Factors of division within the group have been emerging over time. These relate not just to the South China Sea, but more broadly to the roles of the USA and China and such issues as the Mekong River and Myanmar.
The Obama administration’s “pivot” to give more attention to Asia over these last four years has been evident and has largely been well received. But this comes after more than a decade in which China has emerged as the best friend to many. 
Given the economic dynamics, there is a sense that China will not go away but will grow in importance. This is especially notable in Beijing’s largesse to some in Asean.
Take Cambodia, the host of the failed meeting.
Over the last decade, Beijing has provided billions for infrastructure, including the building for the kingdom’s Council of Ministers. In April, Chinese leader Hu Jintao made a four-day state visit, and just a month before the Asean Ministerial meeting, a senior Communist Party leader visited Phnom Penh with promises to “take strategic approaches to step up the bilateral cooperation to new heights”.
Given that the US market currently remains its largest trade partner, Cambodia seems to be playing a risky game. Intended or otherwise, the failure at the Phnom Penh meeting is seen as favouring China.
Other Asean members have come to quite different positions. The Philippines has strengthened its US alliance as Manila asserts its claims to areas in the South China Sea. Vietnam has tilted towards America, and the recent visit by US Defence Secretary Leon Panetta to Hanoi raises the possibility for arrangements to host an American military presence at Cam Ranh Bay.
What can the small and medium-sized states in Asean do, given these great power dynamics?
There are things beyond their control. Asean could breathe easier if Beijing and Washington DC recognise their interdependence and that the region is big enough for them both. But if the rhetoric of differences grows louder and it comes to push and shove, Asean will be in an invidious position.
Other things are hard but possible. For too long, individual countries’ policies towards China and the USA have been little discussed. Dialogue could help each Asean member understand the other’s concerns and, from this, seek common positions. 
Agreeing upon anchor points about the critical relationships with these giants would help Asean maintain centrality.
Last comes what should be do-able and indeed ought to have been done at this last meeting. This is to agree a form of words, a set phrase, about the South China Sea.

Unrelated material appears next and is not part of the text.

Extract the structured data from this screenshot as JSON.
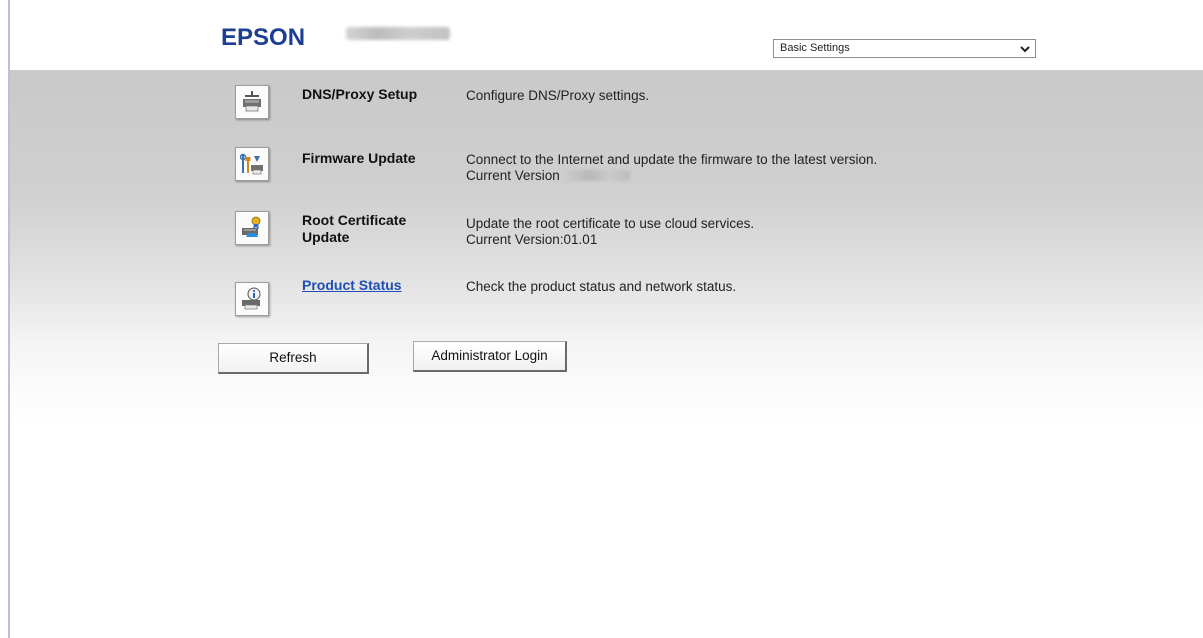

Critics will say that papering over differences will not resolve the issue. Of course not, but there are other uses. Think of papered-up forms of words like the “one-China” principle in relation to Taiwan. 
While this is open to varying interpretations, it has helped frame a range of differences that is understood (but not conceded) by each party.
Not least, if Asean can reach such a form of words about the South China Sea, then its communiques need not be held captive to a single issue. Noting but setting aside what is unresolved, the group would then be able to go on to deal with the rest of its agenda, where consensus is possible.
Asean has achieved centrality as a kind of default position, and largely because great powers lack sufficient trust amongst themselves. There are, however, still necessary conditions to be of use in this role.
Perfect neutrality is impossible, when some of its members are formal allies with one power, or receive large amounts of high-profile aid from another. 
But open and healthy dialogue about the fullest possible range of issues is critical for Asean-led dialogues to remain relevant.
For this, each Asean member must be willing to keep the group’s interest as a whole in view, and not focus solely on its bilateral ties with China or America. Otherwise Asean will not only fail to be neutral, but be ineffective and indeed neutered.